Social responsibility
In this community in the centre of Oxford, Balliol generates ideas and educates people who seek to change the world for the better.

And now: Dame Helen Ghosh

THE head of the National Trust has stepped down to take on the role of Master of Balliol College.

Dame Helen Ghosh will be taking up the post at Oxford University in April 2018.

It will be a blast from the past for Dame Helen as she returns to the University after she studied Modern History at St Hugh’s College in the 1970s.

She said: “I am honoured to have been chosen by the Fellows of Balliol as their new Master.

“The college has a remarkable tradition of outstanding scholarship, research and teaching, which I believe will be as important in helping society meet the challenges of the 21st century as it has been at any time in its 754-year history…

The above is from the Oxford Mail. More telling is the Guardian’s input:

Dame Helen Ghosh is to leave her job as director general of the National Trust to become the first woman master of Balliol College, Oxford. She will join 11 other women who currently head Oxford colleges, under the leadership of the university’s first female vice-chancellor, Prof Louise Richardson.

The announcement came as a surprise to colleagues at the National Trust, where her tenure has not been without controversy. During her leadership, the trust found itself drawn into debates about fracking and windfarms. Earlier this year it also found itself at the centre of a row over the use of the word “Easter” in publicity for its egg hunt.

Critics have argued that the charity has become distracted from its main purpose of conservation, and in its efforts to be inclusive has been accused of dumbing down.

Good on you, Balliol, for taking on a criticized champion of inclusion as your new head.

There’s one thing this author gets wrong

There’s nothing cowardly about failing to speak up when sexually harassed.  It is extraordinary and brave when people do speak up.

 

It must have been my fault. It must have been something I said. Was I flirting with him? I shouldn’t have told that story. I shouldn’t have gone to his hotel room. What can I do about it? Who do I tell? I don’t have enough money for a lawyer. I don’t want to suddenly become unemployable because of something he chose to do to me. Was it that big of a deal? Did I make it up? It wasn’t an assault — it was just, like, an aggressive mirror hold. There are no laws against forcing people to look at themselves in the mirror. I’m fine. I’m tough. I’m one of the guys. It was just a weird thing that happened, and now it’s over, and I’m fine. What if I said something and he stopped me from getting another job? So I made a decision: I chose to stay quiet. I kept working with him. As I said, I’m a coward.

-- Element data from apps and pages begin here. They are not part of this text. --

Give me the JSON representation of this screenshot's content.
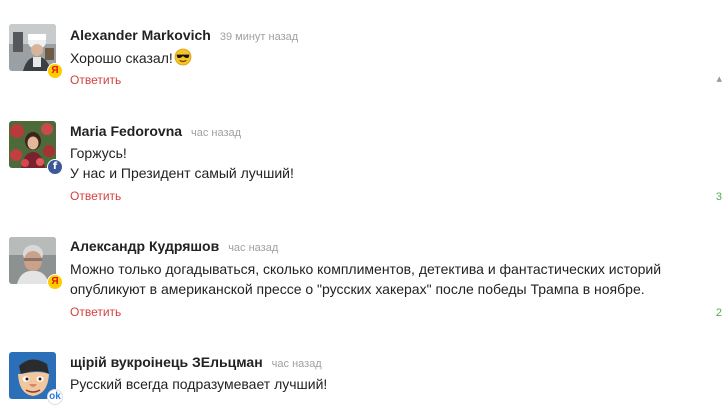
{
  "comments": [
    {
      "author": "Alexander Markovich",
      "time": "39 минут назад",
      "lines": [
        "Хорошо сказал!"
      ],
      "emoji": "sunglasses-emoji",
      "reply": "Ответить",
      "badge": "yandex-icon",
      "side_mark": "",
      "side_color": "#9a9a9a"
    },
    {
      "author": "Maria Fedorovna",
      "time": "час назад",
      "lines": [
        "Горжусь!",
        "У нас и Президент самый лучший!"
      ],
      "reply": "Ответить",
      "badge": "facebook-icon",
      "side_mark": "3",
      "side_color": "#4caf50"
    },
    {
      "author": "Александр Кудряшов",
      "time": "час назад",
      "lines": [
        "Можно только догадываться, сколько комплиментов, детектива и фантастических историй",
        "опубликуют в американской прессе о \"русских хакерах\" после победы Трампа в ноябре."
      ],
      "reply": "Ответить",
      "badge": "yandex-icon",
      "side_mark": "2",
      "side_color": "#4caf50"
    },
    {
      "author": "щірій вукроінець ЗЕльцман",
      "time": "час назад",
      "lines": [
        "Русский всегда подразумевает лучший!"
      ],
      "reply": "",
      "badge": "odnoklassniki-icon",
      "side_mark": "",
      "side_color": "#9a9a9a"
    }
  ],
  "colors": {
    "reply": "#d33f3f",
    "time": "#a0a0a0",
    "text": "#222222"
  }
}
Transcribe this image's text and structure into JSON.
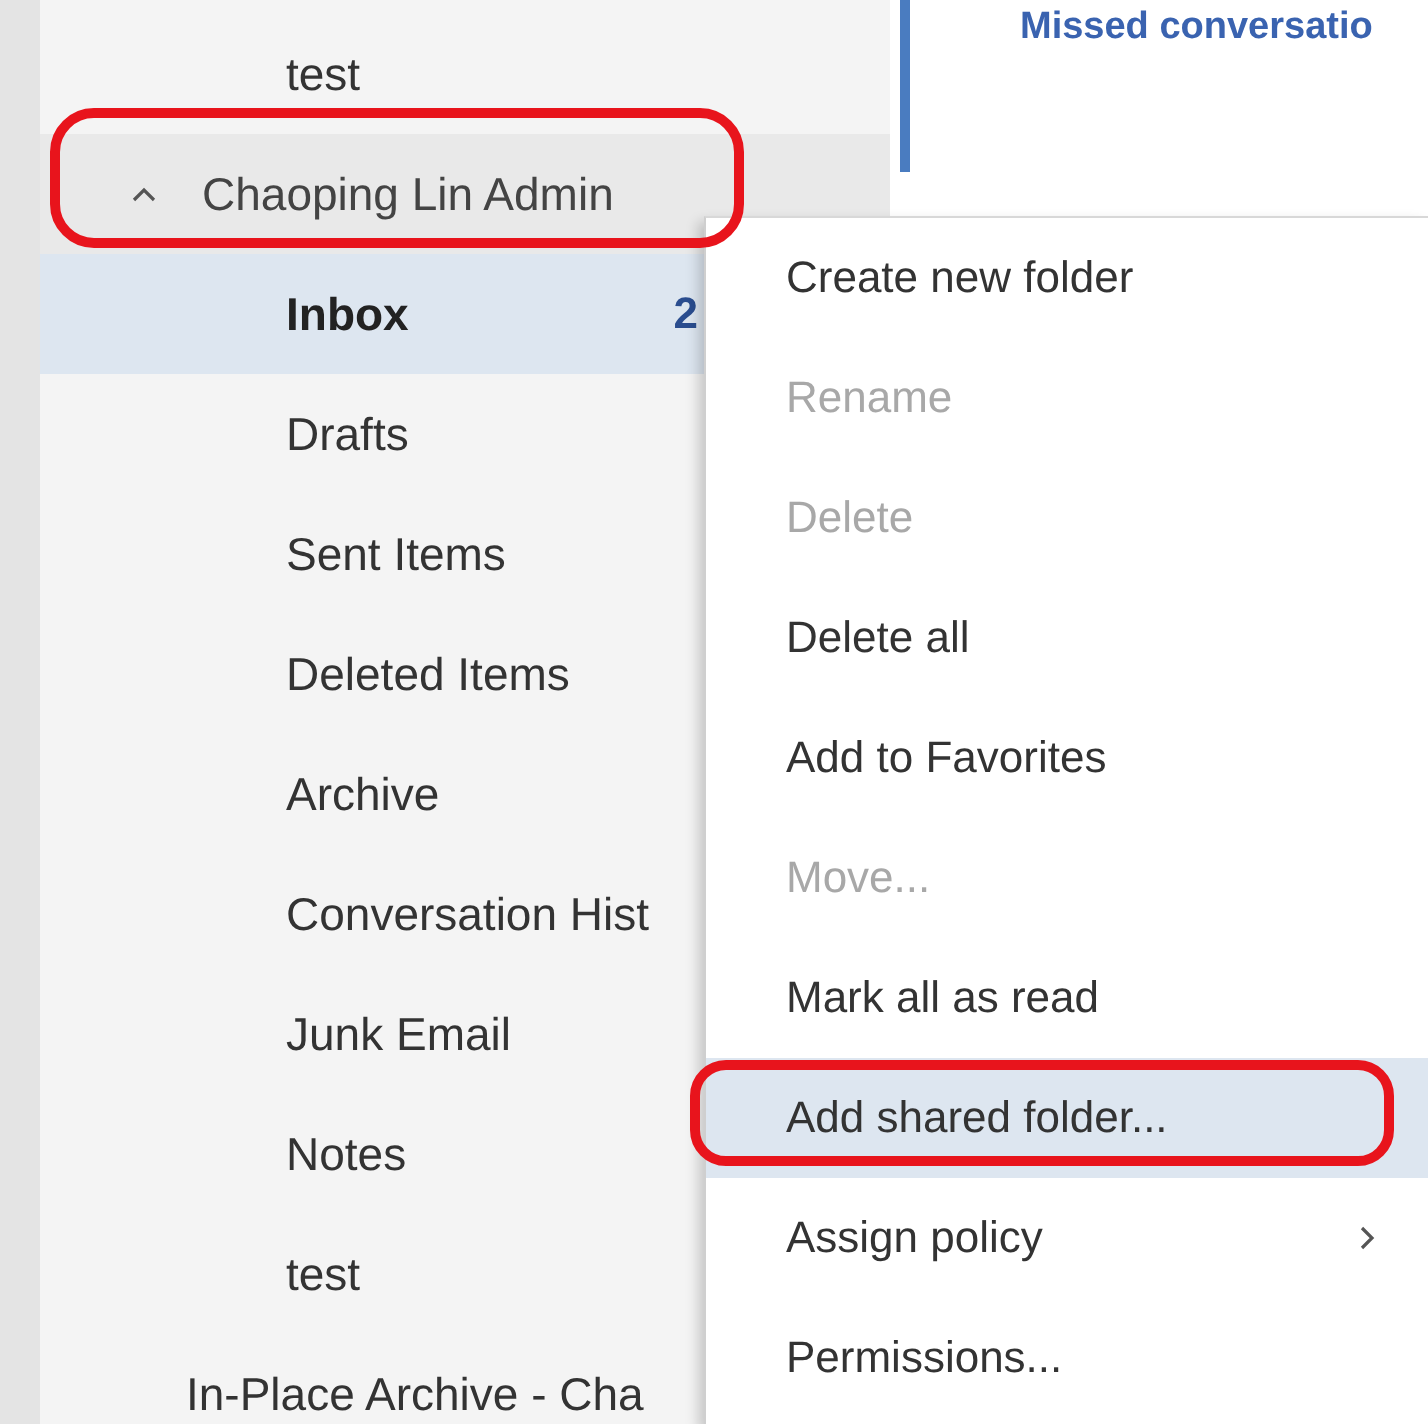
{
  "folders": [
    {
      "kind": "folder",
      "label": "test",
      "selected": false
    },
    {
      "kind": "account",
      "label": "Chaoping Lin Admin",
      "expanded": true,
      "annotated": true
    },
    {
      "kind": "folder",
      "label": "Inbox",
      "selected": true,
      "count": "2"
    },
    {
      "kind": "folder",
      "label": "Drafts",
      "selected": false
    },
    {
      "kind": "folder",
      "label": "Sent Items",
      "selected": false
    },
    {
      "kind": "folder",
      "label": "Deleted Items",
      "selected": false
    },
    {
      "kind": "folder",
      "label": "Archive",
      "selected": false
    },
    {
      "kind": "folder",
      "label": "Conversation Hist",
      "selected": false
    },
    {
      "kind": "folder",
      "label": "Junk Email",
      "selected": false
    },
    {
      "kind": "folder",
      "label": "Notes",
      "selected": false
    },
    {
      "kind": "folder",
      "label": "test",
      "selected": false
    },
    {
      "kind": "archive",
      "label": "In-Place Archive - Cha"
    }
  ],
  "message_preview": {
    "title": "Missed conversatio"
  },
  "context_menu": [
    {
      "label": "Create new folder",
      "disabled": false,
      "selected": false
    },
    {
      "label": "Rename",
      "disabled": true,
      "selected": false
    },
    {
      "label": "Delete",
      "disabled": true,
      "selected": false
    },
    {
      "label": "Delete all",
      "disabled": false,
      "selected": false
    },
    {
      "label": "Add to Favorites",
      "disabled": false,
      "selected": false
    },
    {
      "label": "Move...",
      "disabled": true,
      "selected": false
    },
    {
      "label": "Mark all as read",
      "disabled": false,
      "selected": false
    },
    {
      "label": "Add shared folder...",
      "disabled": false,
      "selected": true,
      "annotated": true
    },
    {
      "label": "Assign policy",
      "disabled": false,
      "selected": false,
      "submenu": true
    },
    {
      "label": "Permissions...",
      "disabled": false,
      "selected": false
    }
  ]
}
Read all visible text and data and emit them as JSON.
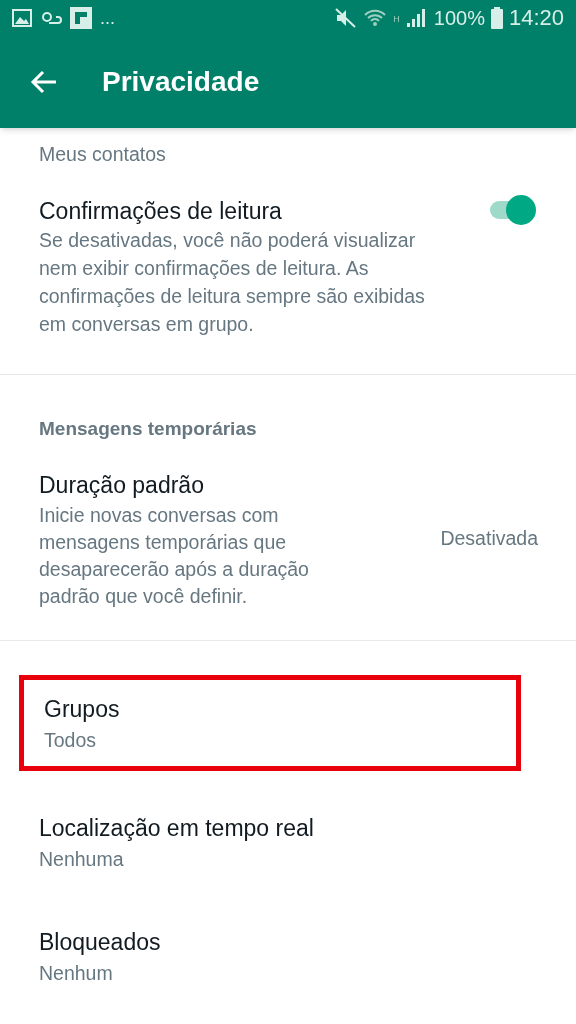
{
  "status_bar": {
    "notification_overflow": "...",
    "network": "H",
    "battery": "100%",
    "time": "14:20"
  },
  "app_bar": {
    "title": "Privacidade"
  },
  "items": [
    {
      "kind": "setting",
      "subtitle": "Meus contatos",
      "highlighted": false
    },
    {
      "kind": "toggle",
      "title": "Confirmações de leitura",
      "subtitle": "Se desativadas, você não poderá visualizar nem exibir confirmações de leitura. As confirmações de leitura sempre são exibidas em conversas em grupo.",
      "on": true
    },
    {
      "kind": "divider"
    },
    {
      "kind": "header",
      "title": "Mensagens temporárias"
    },
    {
      "kind": "value",
      "title": "Duração padrão",
      "subtitle": "Inicie novas conversas com mensagens temporárias que desaparecerão após a duração padrão que você definir.",
      "value": "Desativada"
    },
    {
      "kind": "divider"
    },
    {
      "kind": "setting",
      "title": "Grupos",
      "subtitle": "Todos",
      "highlighted": true
    },
    {
      "kind": "setting",
      "title": "Localização em tempo real",
      "subtitle": "Nenhuma",
      "highlighted": false
    },
    {
      "kind": "setting",
      "title": "Bloqueados",
      "subtitle": "Nenhum",
      "highlighted": false
    }
  ]
}
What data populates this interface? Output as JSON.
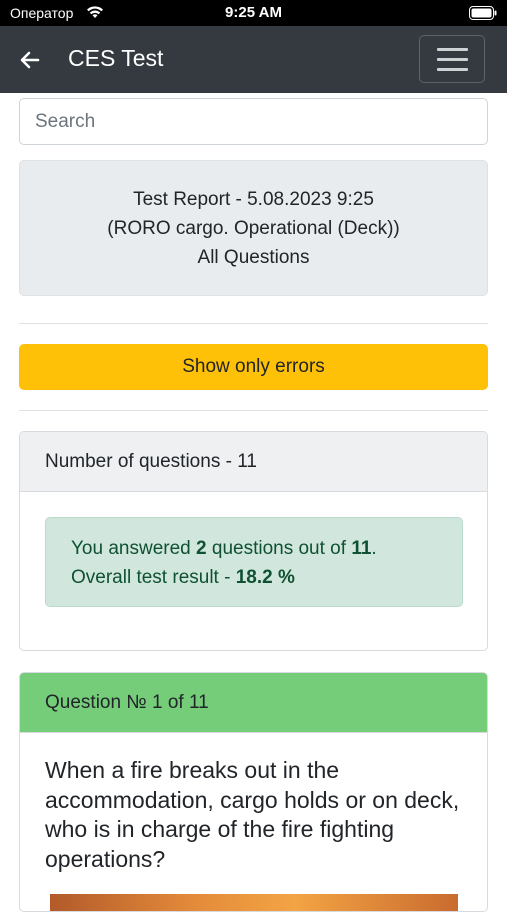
{
  "status_bar": {
    "carrier": "Оператор",
    "time": "9:25 AM"
  },
  "navbar": {
    "title": "CES Test"
  },
  "search": {
    "placeholder": "Search"
  },
  "report": {
    "line1": "Test Report - 5.08.2023 9:25",
    "line2": "(RORO cargo. Operational (Deck))",
    "line3": "All Questions"
  },
  "errors_button_label": "Show only errors",
  "summary": {
    "header": "Number of questions - 11",
    "answered_prefix": "You answered ",
    "answered_count": "2",
    "answered_middle": " questions out of ",
    "total": "11",
    "answered_suffix": ".",
    "result_prefix": "Overall test result - ",
    "result_value": "18.2 %"
  },
  "question": {
    "header": "Question № 1 of 11",
    "text": "When a fire breaks out in the accommodation, cargo holds or on deck, who is in charge of the fire fighting operations?"
  },
  "colors": {
    "navbar": "#343a40",
    "warning": "#ffc107",
    "success_header": "#75cd7a",
    "alert_bg": "#d1e7dd",
    "alert_text": "#0f5132"
  }
}
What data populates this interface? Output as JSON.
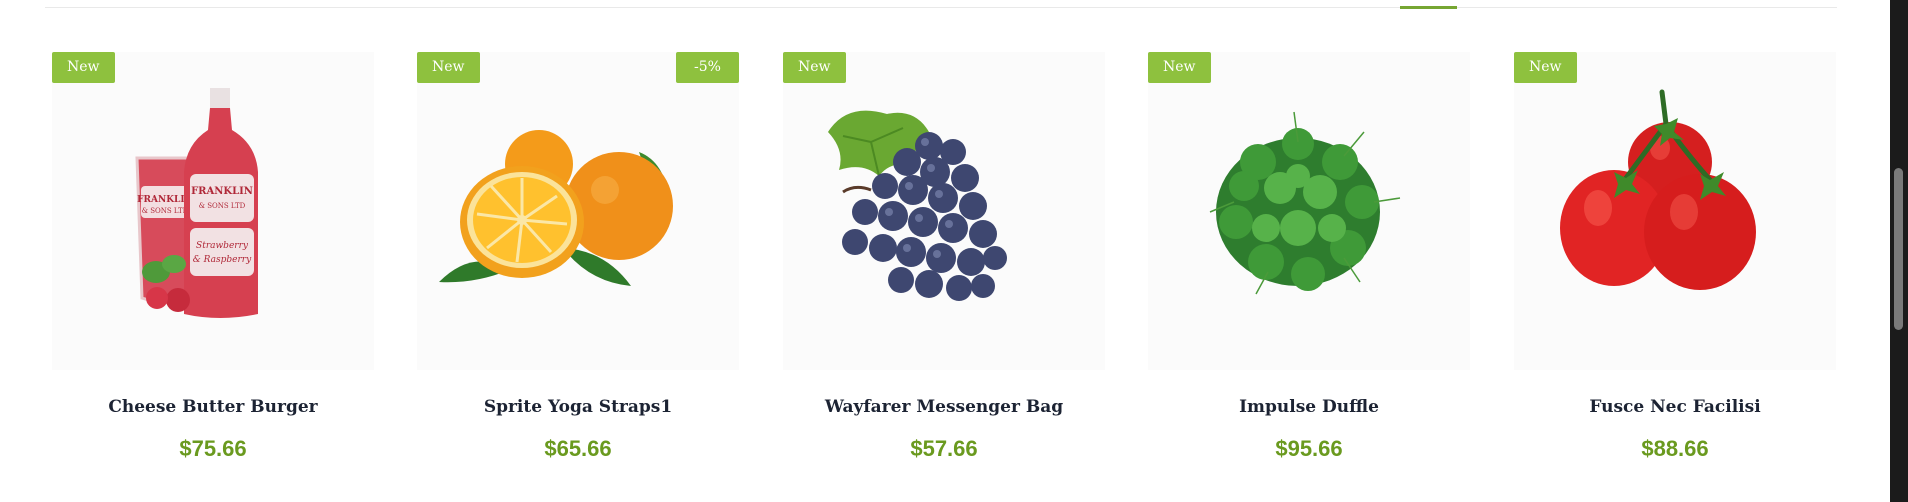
{
  "products": [
    {
      "name": "Cheese Butter Burger",
      "price": "$75.66",
      "badge": "New",
      "image": "strawberry-raspberry-bottle-and-glass"
    },
    {
      "name": "Sprite Yoga Straps1",
      "price": "$65.66",
      "badge": "New",
      "sale_badge": "-5%",
      "image": "oranges"
    },
    {
      "name": "Wayfarer Messenger Bag",
      "price": "$57.66",
      "badge": "New",
      "image": "grapes"
    },
    {
      "name": "Impulse Duffle",
      "price": "$95.66",
      "badge": "New",
      "image": "watercress-greens"
    },
    {
      "name": "Fusce Nec Facilisi",
      "price": "$88.66",
      "badge": "New",
      "image": "tomatoes"
    }
  ],
  "label_art": {
    "brand_line1": "FRANKLIN",
    "brand_line2": "& SONS LTD",
    "flavor_line1": "Strawberry",
    "flavor_line2": "& Raspberry"
  },
  "colors": {
    "badge": "#8ec13e",
    "price": "#6a9a1f",
    "title": "#1c2333",
    "tab_underline": "#76a632"
  }
}
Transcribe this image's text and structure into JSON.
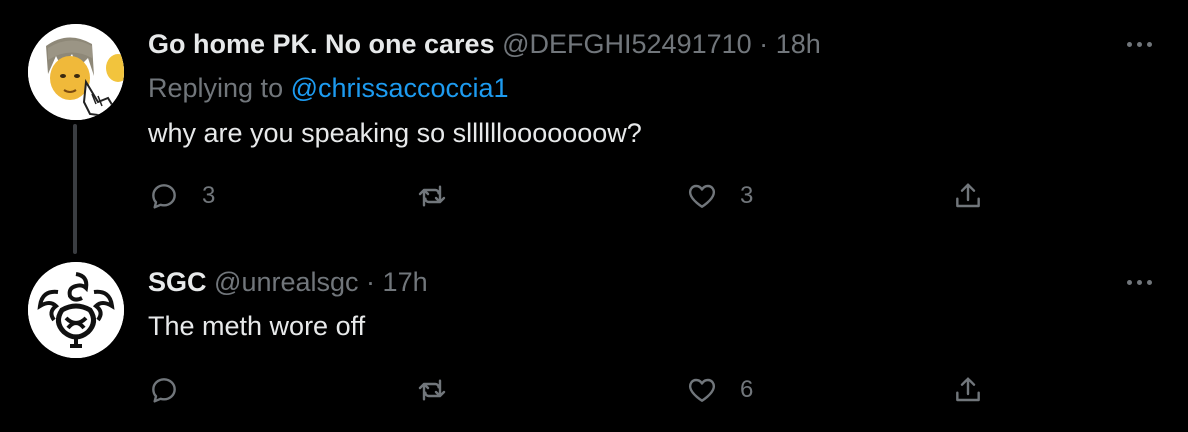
{
  "tweets": [
    {
      "name": "Go home PK. No one cares",
      "handle": "@DEFGHI52491710",
      "separator": "·",
      "time": "18h",
      "replying_prefix": "Replying to ",
      "replying_to": "@chrissaccoccia1",
      "text": "why are you speaking so sllllllooooooow?",
      "replies": "3",
      "retweets": "",
      "likes": "3",
      "avatar_icon": "cartoon-face-avatar"
    },
    {
      "name": "SGC",
      "handle": "@unrealsgc",
      "separator": "·",
      "time": "17h",
      "text": "The meth wore off",
      "replies": "",
      "retweets": "",
      "likes": "6",
      "avatar_icon": "dragon-knot-avatar"
    }
  ],
  "colors": {
    "background": "#000000",
    "text": "#e7e9ea",
    "muted": "#71767b",
    "link": "#1d9bf0",
    "thread_line": "#3a3d41"
  }
}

Read the whole thing here.

Women are People

The newest song from feminist singer-songwriter Rachel Lark (also daughter of philosophers Louise Antony and Joe Levine!).  It’s from her “Easy to understand feminism” series.  But do start clicking through the other songs!

 

Feminist Philosophy Quarterly 3.3

On behalf of co-editors Samantha Brennan, Carla Fehr, and Alice MacLachlan, I am pleased to announce the publication of Volume 3, Issue 3, of Feminist Philosophy Quarterly!
Table of Contents:
1. Hermeneutical Injustice and the Problem of Authority, by Komarine Romdenh-Romluc
2. Dismantling Purity: Toward a Feminist Curdling of Hawaiian Identity, by L Brooke Rudow-Abouharb
3. Objectivity, Diversity, and Uptake: On the Status of Women in Philosophy, by Michelle Ciurria
4. Are Second Person Needs ‘Burdened Virtues’?: Exploring the Risks and Rewards of Caring, by Katharine L. Wolfe